Religious sectarianism was not the only divisive force. Cargill, who became Otago’s first Superintendent, was in addition to being anti-English and bigoted, shamelessly nepotistic and a snob. As well as appointing members of his own sizeable family to all the new city’s plum jobs, he publicly despised the lower orders, especially those who had the misfortune to be both poor and partial to alcohol. He was also temperamentally opposed to risk-taking entrepreneurs, and erred so far on the side of caution as to be positively obstructive. He brooked no criticism, effectively closing the critical Otago News and replacing it with the uncritical and Free Kirk-friendly Otago Witness. Cargill was furthermore inflexible, long inhibiting pastoralists by his refusal to reduce the price of land in case it should encourage property speculation. Nevertheless, he is remembered as an effective autocrat.
After Cargill’s death, such traditional antagonisms were briefly put aside during the 1860s when the discovery of gold resulted in a population boom. Scots and English communities of all faiths and classes swiftly united in offering traditional Edinburgh welcomes to the ‘New Iniquity’ of Germans, Irish, French, Italians and Jews arriving en masse: in a nutshell, ‘Ye’ll have had yer nuggets, then?’ These early manifestations of racial and spatial intolerance were later extended by everyone – including ‘sweated’ slum-dwelling Chinese – to the ‘Assyrians’: Lebanese refugees fleeing religious persecution in the 1890s.
A combination of rapid population growth, cheap labour, good building stone, internationally mobile Scottish architects and plentiful gold resulted in Dunedin’s blossoming over the next 30 years. Spectacular churches and public buildings sprang up, as did New Zealand’s first university, arts and medical schools. Around this period, too, was founded the world’s longest lasting tram system (1881–1957), an organisation so successful in its time that its profits paid for what is still the largest town hall in the country.
Today, now that it is comfortably settled as a post-industrial, southern-hemisphere Victorian and Edwardian heritage zone and university city, Dunedin in the 21st century seems to have outgrown the crassest expressions of class hatred and racism.
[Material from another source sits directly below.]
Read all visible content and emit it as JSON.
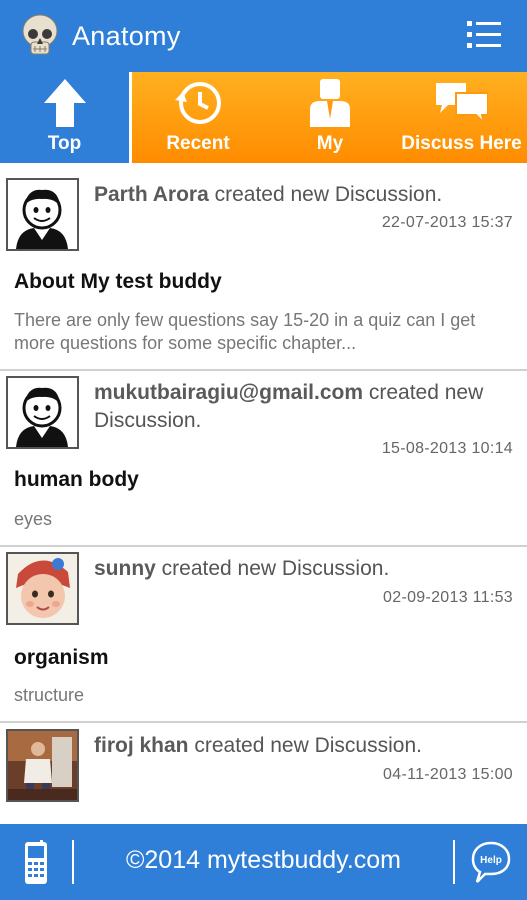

However, it still enjoys a reputation for internal dispute: locals regularly and furiously lock horns in the letter columns of the local Press. This may reflect an ingrained appetite for schism, but some have hazarded that it owes something also to the elements. Dunedin’s inner city, ringed by mountains, does not enjoy the same climate as the rest of the city or its suburbs inland, and even supposedly unitary weather areas within its bounds are subdivided by elevation. For much of the year there is therefore every reason for Dunedians to empathise with, resent or sneer at those closest to them.
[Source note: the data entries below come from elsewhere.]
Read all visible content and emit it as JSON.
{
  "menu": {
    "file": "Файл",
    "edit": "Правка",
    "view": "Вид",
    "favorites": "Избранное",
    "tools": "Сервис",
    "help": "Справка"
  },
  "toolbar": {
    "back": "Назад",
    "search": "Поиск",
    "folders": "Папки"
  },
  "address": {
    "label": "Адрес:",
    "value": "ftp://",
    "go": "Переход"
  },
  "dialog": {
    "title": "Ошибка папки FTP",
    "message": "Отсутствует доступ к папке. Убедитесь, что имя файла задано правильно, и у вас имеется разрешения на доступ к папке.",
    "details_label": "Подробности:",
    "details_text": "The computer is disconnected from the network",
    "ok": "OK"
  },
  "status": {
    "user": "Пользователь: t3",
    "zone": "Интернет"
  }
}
At the time of writing (2010), over half of Dunedin’s streetnames are of Scottish (particularly Edinburgh) origin. A study of its street map throws up many familiar-sounding places in unfamiliar constellations. From an ersatz Broughton perspective, of particular interest are: Albany St, Bellevue St, Bonnington St, the Botanical Garden, Broughton St, Claremont St, Cumberland St, Dryden St, Dundas St, Forth St, George St, Green St, Hart St, Heriot Row, Leith Walk, Logie St, London St, McDonald Rd, Northumberland St, Water of Leith, Queen St, Rodney St, Union St, and York Place among others.
The effect is like viewing one’s own home, blind drunk, through a kaleidoscope. Being well used to such sensations, McHaar will return to Dunedin in future unreliable geographies.